Interestingly, many of its components are actually recyclable. The plastic that most of them are made out of can be recycled plus the lead which can be reused in new batteries so by many estimates, about 85% – 95% of all SLA batteries can be reused in some fashion. We’re all very familiar with the benefits of recycling (cleaner planet, natural mineral conservation, minimize energy etc) so the fact that most components in our batteries are able to be recycled is good news indeed.
The process itself is quite interesting. Essentially the batteries are crushed and then go into a water separating process to pull the lead and plastic away from each other. The lead sinks to the bottom, the plastic to the top. Here’s a good video explanation going over the actual recycling process.
With that in mind, it’s important to know how you can actually go about recycling your battery. At BatteryClerk we accept Lead Acid Batteries (SLA, VRLA, AGM) for our recycling program, you’ll just need to ship it to our head office in New Jersey. The battery casings are very durable so shipping is no problem, and many will often ship a whole pallet to the BatteryClerk headquarters where they are then sent to the appropriate recycling center.
There may also be drop off locations around you where you can take them to be responsibly disposed. A lot of car part and auto shops will certainly take car batteries and many of them will take other kinds.
It might also be worth investigating specific waste and recycling centers in your city or town. Many have free locations where you can drop off batteries rather than having to ship or dump them (which you should never do).
There are also some interesting services cropping up that are specifically designed to recycle batteries. Call2Recycle offers several locations around the US and Canada for a variety of battery types as well as packaging solutions where you can safety pack and ship your battery.

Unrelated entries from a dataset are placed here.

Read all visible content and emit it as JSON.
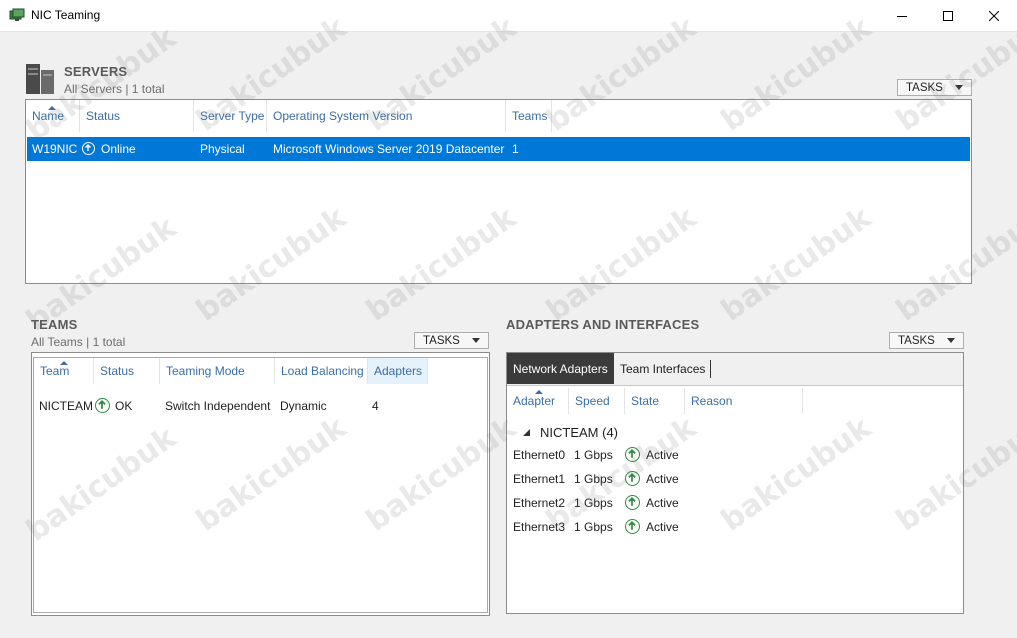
{
  "window": {
    "title": "NIC Teaming",
    "app_icon": "nic-teaming-icon"
  },
  "servers": {
    "title": "SERVERS",
    "subtitle": "All Servers | 1 total",
    "tasks_label": "TASKS",
    "columns": [
      "Name",
      "Status",
      "Server Type",
      "Operating System Version",
      "Teams"
    ],
    "rows": [
      {
        "name": "W19NIC",
        "status": "Online",
        "server_type": "Physical",
        "os": "Microsoft Windows Server 2019 Datacenter",
        "teams": "1"
      }
    ]
  },
  "teams": {
    "title": "TEAMS",
    "subtitle": "All Teams | 1 total",
    "tasks_label": "TASKS",
    "columns": [
      "Team",
      "Status",
      "Teaming Mode",
      "Load Balancing",
      "Adapters"
    ],
    "rows": [
      {
        "team": "NICTEAM",
        "status": "OK",
        "mode": "Switch Independent",
        "load_balancing": "Dynamic",
        "adapters": "4"
      }
    ]
  },
  "adapters": {
    "title": "ADAPTERS AND INTERFACES",
    "tasks_label": "TASKS",
    "tabs": [
      "Network Adapters",
      "Team Interfaces"
    ],
    "columns": [
      "Adapter",
      "Speed",
      "State",
      "Reason"
    ],
    "group_label": "NICTEAM (4)",
    "rows": [
      {
        "adapter": "Ethernet0",
        "speed": "1 Gbps",
        "state": "Active"
      },
      {
        "adapter": "Ethernet1",
        "speed": "1 Gbps",
        "state": "Active"
      },
      {
        "adapter": "Ethernet2",
        "speed": "1 Gbps",
        "state": "Active"
      },
      {
        "adapter": "Ethernet3",
        "speed": "1 Gbps",
        "state": "Active"
      }
    ]
  },
  "watermark": "bakicubuk",
  "colors": {
    "selection": "#0078d7",
    "status_ok": "#2e8b3e",
    "header_link": "#3a6ea5"
  }
}
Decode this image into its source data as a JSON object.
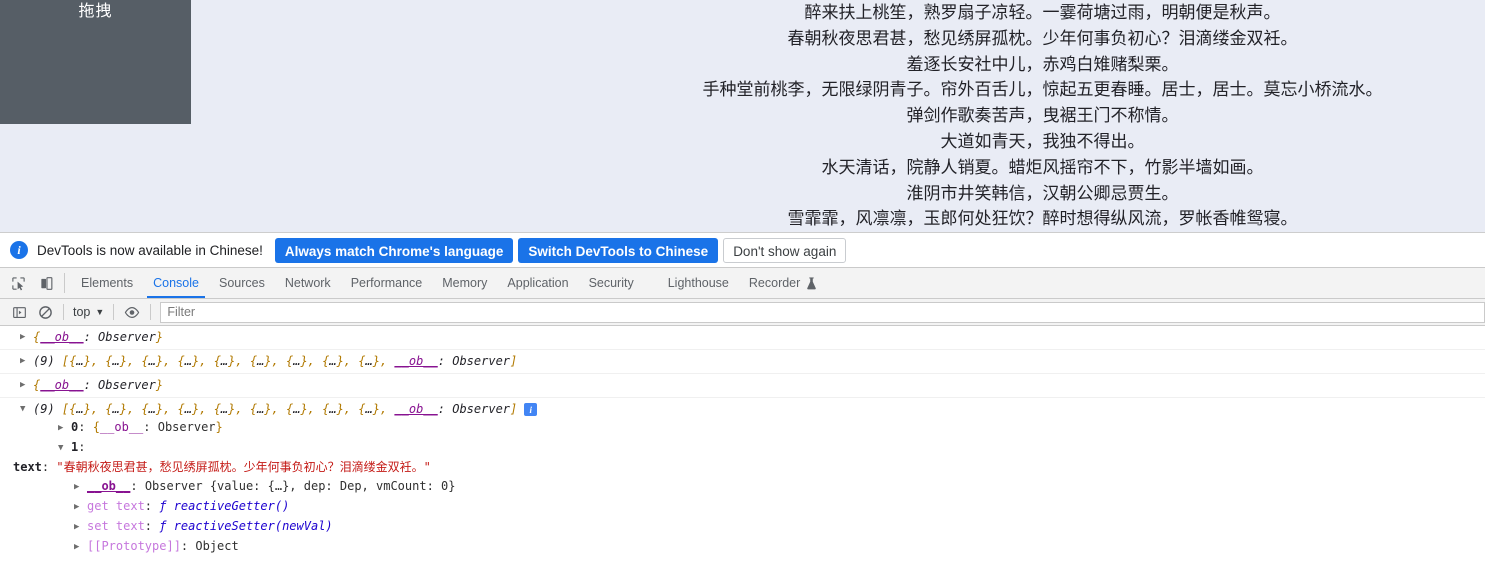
{
  "page": {
    "drag_panel_label": "拖拽",
    "poem_lines": [
      "醉来扶上桃笙，熟罗扇子凉轻。一霎荷塘过雨，明朝便是秋声。",
      "春朝秋夜思君甚，愁见绣屏孤枕。少年何事负初心？泪滴缕金双衽。",
      "羞逐长安社中儿，赤鸡白雉赌梨栗。",
      "手种堂前桃李，无限绿阴青子。帘外百舌儿，惊起五更春睡。居士，居士。莫忘小桥流水。",
      "弹剑作歌奏苦声，曳裾王门不称情。",
      "大道如青天，我独不得出。",
      "水天清话，院静人销夏。蜡炬风摇帘不下，竹影半墙如画。",
      "淮阴市井笑韩信，汉朝公卿忌贾生。",
      "雪霏霏，风凛凛，玉郎何处狂饮？醉时想得纵风流，罗帐香帷鸳寝。"
    ]
  },
  "devtools": {
    "locale_bar": {
      "icon": "info-circle-icon",
      "message": "DevTools is now available in Chinese!",
      "primary_button": "Always match Chrome's language",
      "secondary_button": "Switch DevTools to Chinese",
      "dismiss_button": "Don't show again"
    },
    "tabbar": {
      "inspect_icon": "inspect-element-icon",
      "device_icon": "device-toolbar-icon",
      "tabs": [
        {
          "label": "Elements",
          "active": false
        },
        {
          "label": "Console",
          "active": true
        },
        {
          "label": "Sources",
          "active": false
        },
        {
          "label": "Network",
          "active": false
        },
        {
          "label": "Performance",
          "active": false
        },
        {
          "label": "Memory",
          "active": false
        },
        {
          "label": "Application",
          "active": false
        },
        {
          "label": "Security",
          "active": false
        },
        {
          "label": "Lighthouse",
          "active": false
        },
        {
          "label": "Recorder",
          "active": false,
          "icon": "flask-experimental-icon"
        }
      ]
    },
    "console_toolbar": {
      "sidebar_icon": "console-sidebar-icon",
      "clear_icon": "clear-console-icon",
      "context": "top",
      "caret": "▼",
      "eye_icon": "live-expression-eye-icon",
      "filter_placeholder": "Filter",
      "filter_value": ""
    },
    "console": {
      "messages": [
        {
          "id": "m1",
          "arrow": "▶",
          "expanded": false,
          "text": "{__ob__: Observer}"
        },
        {
          "id": "m2",
          "arrow": "▶",
          "expanded": false,
          "count": "(9)",
          "text": "(9) [{…}, {…}, {…}, {…}, {…}, {…}, {…}, {…}, {…}, __ob__: Observer]"
        },
        {
          "id": "m3",
          "arrow": "▶",
          "expanded": false,
          "text": "{__ob__: Observer}"
        },
        {
          "id": "m4",
          "arrow": "▼",
          "expanded": true,
          "count": "(9)",
          "text": "(9) [{…}, {…}, {…}, {…}, {…}, {…}, {…}, {…}, {…}, __ob__: Observer]",
          "badge": "i"
        }
      ],
      "expanded_properties": [
        {
          "arrow": "▶",
          "index": "0",
          "value": "{__ob__: Observer}"
        },
        {
          "arrow": "▼",
          "index": "1",
          "value": ""
        }
      ],
      "item1_props": {
        "text_key": "text",
        "text_value": "\"春朝秋夜思君甚，愁见绣屏孤枕。少年何事负初心？泪滴缕金双衽。\"",
        "ob_key": "__ob__",
        "ob_value": "Observer {value: {…}, dep: Dep, vmCount: 0}",
        "getter_label": "get text",
        "getter_fn": "ƒ reactiveGetter()",
        "setter_label": "set text",
        "setter_fn": "ƒ reactiveSetter(newVal)",
        "proto_label": "[[Prototype]]",
        "proto_value": "Object"
      }
    }
  },
  "colors": {
    "page_bg": "#e9ecf5",
    "drag_panel_bg": "#565e66",
    "accent_blue": "#1a73e8",
    "string_red": "#c41a16",
    "prop_purple": "#881391",
    "fn_blue": "#1c00cf"
  }
}
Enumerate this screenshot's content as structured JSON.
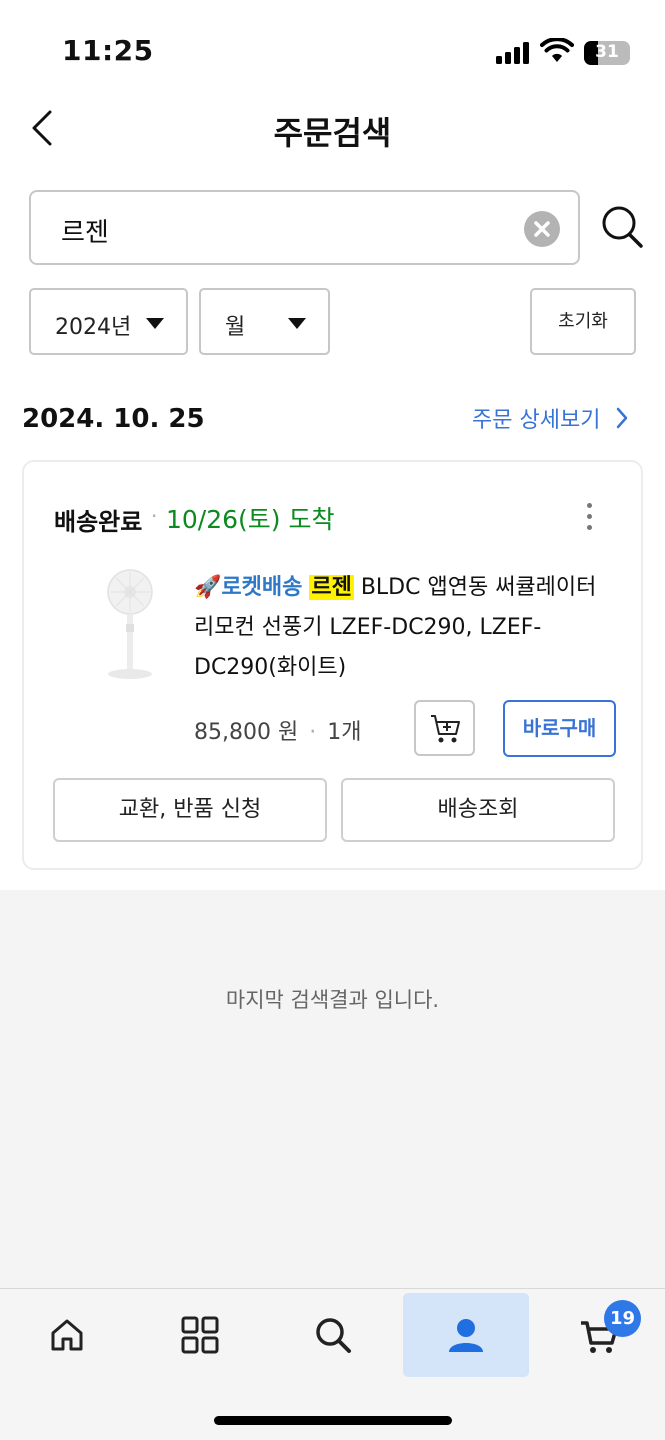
{
  "status_bar": {
    "time": "11:25",
    "battery": "31"
  },
  "header": {
    "title": "주문검색"
  },
  "search": {
    "value": "르젠"
  },
  "filters": {
    "year": "2024년",
    "month": "월",
    "reset_label": "초기화"
  },
  "order_group": {
    "date": "2024. 10. 25",
    "detail_link": "주문 상세보기"
  },
  "order": {
    "status": "배송완료",
    "separator": "·",
    "arrival": "10/26(토) 도착",
    "rocket_label": "🚀로켓배송",
    "highlight": "르젠",
    "title_rest": " BLDC 앱연동 써큘레이터 리모컨 선풍기 LZEF-DC290, LZEF-DC290(화이트)",
    "price": "85,800 원",
    "qty": "1개",
    "buy_now_label": "바로구매",
    "exchange_label": "교환, 반품 신청",
    "tracking_label": "배송조회"
  },
  "end_message": "마지막 검색결과 입니다.",
  "tab_bar": {
    "items": [
      {
        "icon": "home-icon"
      },
      {
        "icon": "grid-icon"
      },
      {
        "icon": "search-icon"
      },
      {
        "icon": "user-icon",
        "active": true
      },
      {
        "icon": "cart-icon"
      }
    ],
    "cart_badge": "19"
  },
  "colors": {
    "accent": "#3a73d6",
    "arrival": "#0a8a1f",
    "highlight": "#fff200",
    "active_tab": "#d4e5f9",
    "badge": "#2f78e8"
  }
}
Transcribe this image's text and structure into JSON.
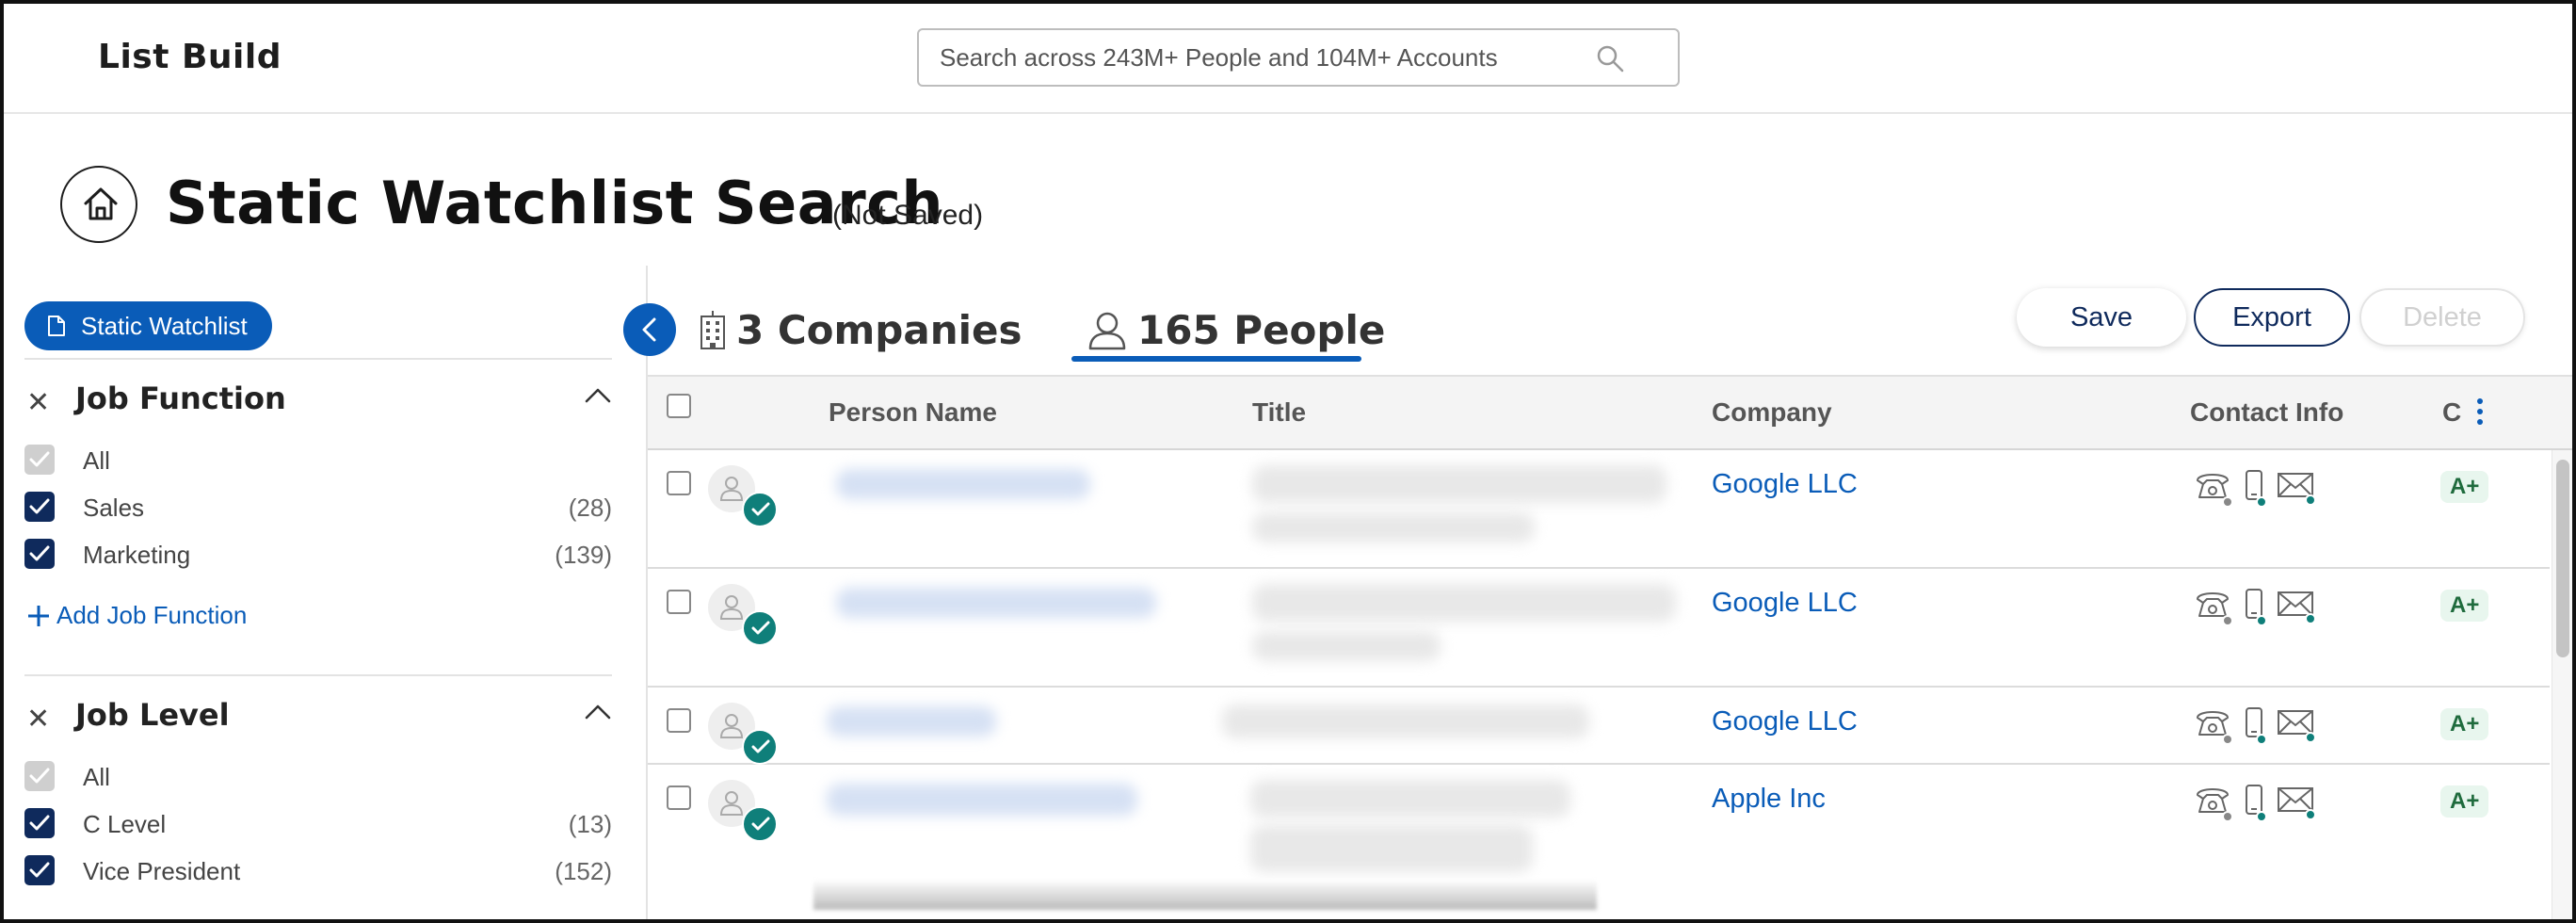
{
  "app": {
    "title": "List Build"
  },
  "search": {
    "placeholder": "Search across 243M+ People and 104M+ Accounts"
  },
  "page": {
    "title": "Static Watchlist Search",
    "subtitle": "(Not Saved)"
  },
  "sidebar": {
    "chip_label": "Static Watchlist",
    "sections": [
      {
        "title": "Job Function",
        "options": [
          {
            "name": "All",
            "count": "",
            "checked": true,
            "disabled": true
          },
          {
            "name": "Sales",
            "count": "(28)",
            "checked": true,
            "disabled": false
          },
          {
            "name": "Marketing",
            "count": "(139)",
            "checked": true,
            "disabled": false
          }
        ],
        "add_label": "Add Job Function"
      },
      {
        "title": "Job Level",
        "options": [
          {
            "name": "All",
            "count": "",
            "checked": true,
            "disabled": true
          },
          {
            "name": "C Level",
            "count": "(13)",
            "checked": true,
            "disabled": false
          },
          {
            "name": "Vice President",
            "count": "(152)",
            "checked": true,
            "disabled": false
          }
        ]
      }
    ]
  },
  "tabs": [
    {
      "label": "3 Companies",
      "active": false
    },
    {
      "label": "165 People",
      "active": true
    }
  ],
  "actions": {
    "save": "Save",
    "export": "Export",
    "delete": "Delete"
  },
  "table": {
    "columns": [
      "Person Name",
      "Title",
      "Company",
      "Contact Info",
      "C"
    ],
    "rows": [
      {
        "company": "Google LLC",
        "grade": "A+"
      },
      {
        "company": "Google LLC",
        "grade": "A+"
      },
      {
        "company": "Google LLC",
        "grade": "A+"
      },
      {
        "company": "Apple Inc",
        "grade": "A+"
      }
    ]
  },
  "colors": {
    "accent": "#0a5cb8",
    "navy": "#0f2a5c",
    "verified": "#0f7f7a",
    "grade_bg": "#e8f6ee"
  },
  "icons": {
    "search": "search-icon",
    "home": "home-icon",
    "document": "document-icon",
    "building": "building-icon",
    "person": "person-icon",
    "phone": "phone-icon",
    "mobile": "mobile-icon",
    "email": "email-icon"
  }
}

All of the BatteryClerk global websites has details on where to send your batteries. In the US it’s New Jersey, Canada is in Ottawa and most of the EU locations can be sent to The Netherlands. Check our pages for more details.